**Data records**

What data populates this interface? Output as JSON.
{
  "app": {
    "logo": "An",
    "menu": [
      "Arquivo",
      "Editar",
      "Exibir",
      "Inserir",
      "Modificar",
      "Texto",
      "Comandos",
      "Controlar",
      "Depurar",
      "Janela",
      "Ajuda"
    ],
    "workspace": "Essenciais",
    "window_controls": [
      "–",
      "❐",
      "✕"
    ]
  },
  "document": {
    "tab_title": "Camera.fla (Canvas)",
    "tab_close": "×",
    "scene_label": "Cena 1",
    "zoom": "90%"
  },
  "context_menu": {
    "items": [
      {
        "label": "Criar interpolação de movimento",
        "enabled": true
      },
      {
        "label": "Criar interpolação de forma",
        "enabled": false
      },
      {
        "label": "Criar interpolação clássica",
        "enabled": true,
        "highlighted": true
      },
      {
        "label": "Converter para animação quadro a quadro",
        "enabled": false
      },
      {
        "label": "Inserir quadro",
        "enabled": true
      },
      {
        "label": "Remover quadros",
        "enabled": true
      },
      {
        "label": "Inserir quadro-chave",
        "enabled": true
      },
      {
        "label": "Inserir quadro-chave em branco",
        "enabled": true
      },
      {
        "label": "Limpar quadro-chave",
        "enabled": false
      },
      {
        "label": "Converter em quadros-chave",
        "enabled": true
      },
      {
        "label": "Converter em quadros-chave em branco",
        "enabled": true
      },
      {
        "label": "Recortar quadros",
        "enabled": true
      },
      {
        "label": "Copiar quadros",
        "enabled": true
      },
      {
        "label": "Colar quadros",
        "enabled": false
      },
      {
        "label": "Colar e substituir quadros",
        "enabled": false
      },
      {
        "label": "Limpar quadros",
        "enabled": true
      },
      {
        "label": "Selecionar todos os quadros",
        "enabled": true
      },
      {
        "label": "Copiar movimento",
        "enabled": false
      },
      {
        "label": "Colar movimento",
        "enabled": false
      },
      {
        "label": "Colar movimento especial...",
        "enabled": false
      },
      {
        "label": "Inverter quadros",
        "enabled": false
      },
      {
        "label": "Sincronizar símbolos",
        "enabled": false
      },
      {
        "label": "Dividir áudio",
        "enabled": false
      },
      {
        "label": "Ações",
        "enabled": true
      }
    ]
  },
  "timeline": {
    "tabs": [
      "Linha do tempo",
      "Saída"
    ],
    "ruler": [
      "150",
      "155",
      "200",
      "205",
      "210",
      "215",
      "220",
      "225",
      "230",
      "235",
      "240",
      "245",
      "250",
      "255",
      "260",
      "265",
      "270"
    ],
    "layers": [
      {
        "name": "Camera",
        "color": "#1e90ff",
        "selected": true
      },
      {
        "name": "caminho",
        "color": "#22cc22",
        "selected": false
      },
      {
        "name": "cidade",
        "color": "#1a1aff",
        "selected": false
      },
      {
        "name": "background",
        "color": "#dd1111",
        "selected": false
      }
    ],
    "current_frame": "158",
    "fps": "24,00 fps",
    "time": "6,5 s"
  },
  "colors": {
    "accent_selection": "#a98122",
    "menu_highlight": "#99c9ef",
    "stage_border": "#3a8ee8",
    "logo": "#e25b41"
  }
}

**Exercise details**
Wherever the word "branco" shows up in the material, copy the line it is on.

**Task answer**
        "label": "Inserir quadro-chave em branco",
        "label": "Converter em quadros-chave em branco",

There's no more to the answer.